Abbott Laboratories scored a legal victory in federal court in Minnesota last week when a judge ruled the company is not liable to third-party payers who paid hundreds of millions of dollars to implant, monitor and remove defective St. Jude Medical heart defibrillators in which the battery could die without warning.
U.S. District Judge David Doty ruled on Thursday that federal law will not allow a lawsuit to proceed against Abbott and St. Jude Medical, which Abbott acquired in 2017. Doty ruled Thursday that the lawsuit against Abbott violated a sweeping federal prohibition on product-liability litigation against makers of high-risk medical devices known as "pre-emption."
Because of past court decisions on pre-emption, Doty said he was required to dismiss the case, which was filed in federal court in Minnesota by an Alaska-based health and welfare fund for union workers called the ASEA/AFSCME Local 52 Health Benefits Trust. (The same case was previously filed in federal court in Illinois but was dismissed for jurisdictional reasons.)
No decision has been made about whether to appeal Doty's decision to dismiss the case with prejudice from the Minnesota federal court, said Karl Cambronne, a Minneapolis-based lawyer for the union's third-party health benefits group. Although the case was styled as a potential nationwide class-action, no ruling was made on whether it is eligible for class-action status.
At issue in the case are more than 250,000 St. Jude Medical implantable heart defibrillators of various makes and models sold in the U.S. between 2011 and 2016 that were recalled in October 2016. (The full list of affected Fortify, Unify and Quadra devices is available on the FDA website.)
Before being acquired by Abbott, St. Jude officials publicly acknowledged that they had detected a short-circuiting problem in certain defibrillator batteries and recalled the devices. The recall applied to devices that St. Jude sold between May 2015 and October 2016, even though the battery design was changed after May 2015 to avoid the short-circuiting problem. St. Jude officials publicly acknowledged that older devices continued to be implanted even after the design was changed.
The lawsuit from the ASEA trust said St. Jude officials should have known about the battery problem as early as 2011, but St. Jude officials at the time "ignored and concealed it."
Specifically, the lawsuit claimed that between 2011 and 2014, St. Jude officials analyzed 42 reports of premature battery depletion but ignored the evidence they generated and instead concluded the cause of the issue "could not be determined." Even after Aug. 27, 2014, when St. Jude received evidence that premature battery failure had led to a patient death, the company claimed the cause of the problem could not be determined.

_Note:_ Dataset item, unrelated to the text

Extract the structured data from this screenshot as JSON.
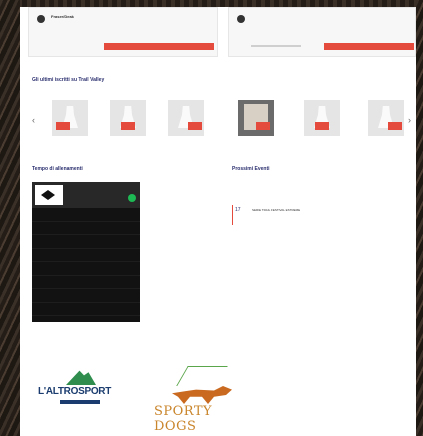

But the situation could not withstand the scrutiny that comes with an acquisition, the lawsuit said. According to the complaint, Abbott's announcement in April 2016 that it intended to acquire St. Jude triggered a deep "due diligence" review of St. Jude's products. That led to a new investigation of premature battery depletion in May 2016 that included all past complaints and also examined the question of whether batteries could fail without setting off a notification for the patient, the lawsuit said.
It was that review that led St. Jude in August 2016 to do a field recall of the defective devices, the lawsuit said. The recall notice went out in October 2016 and was later classified by the Food and Drug Administration as a Class 1 recall, which means exposure to the product can lead to adverse health problems including death. The FDA did not recommend all devices be immediately removed, but it did recommend not implanting any more of the affected devices. Abbott acquired St. Jude the following January.
The ASEA trust filed its lawsuit under state and federal law to recover money it paid for implanting and removing defective devices, plus any costs for medical monitoring of patients.
However, Abbott's attorneys argued that the claim was nothing more than an attempt to convert a regulatory problem into a personal liability, which goes against the concept of pre-emption.
"At its core, the complaint seeks civil liability for alleged regulatory violations. Federal pre-emption does not allow this. Only the FDA may enforce its regulations, and state law claims must yield if [like here] they create obligations or requirements that differ from or add to federal requirements," Abbott's attorneys wrote in legal filings, using parentheses in their original text.
Doty ruled Thursday that Abbott was correct, based on similar cases that were decided in other device makers' favor in the same jurisdiction.
"Thus, under [three precedent cases], the court is constrained to conclude that plaintiff's claims are preempted," Doty wrote. "As a result, the court must dismiss the case."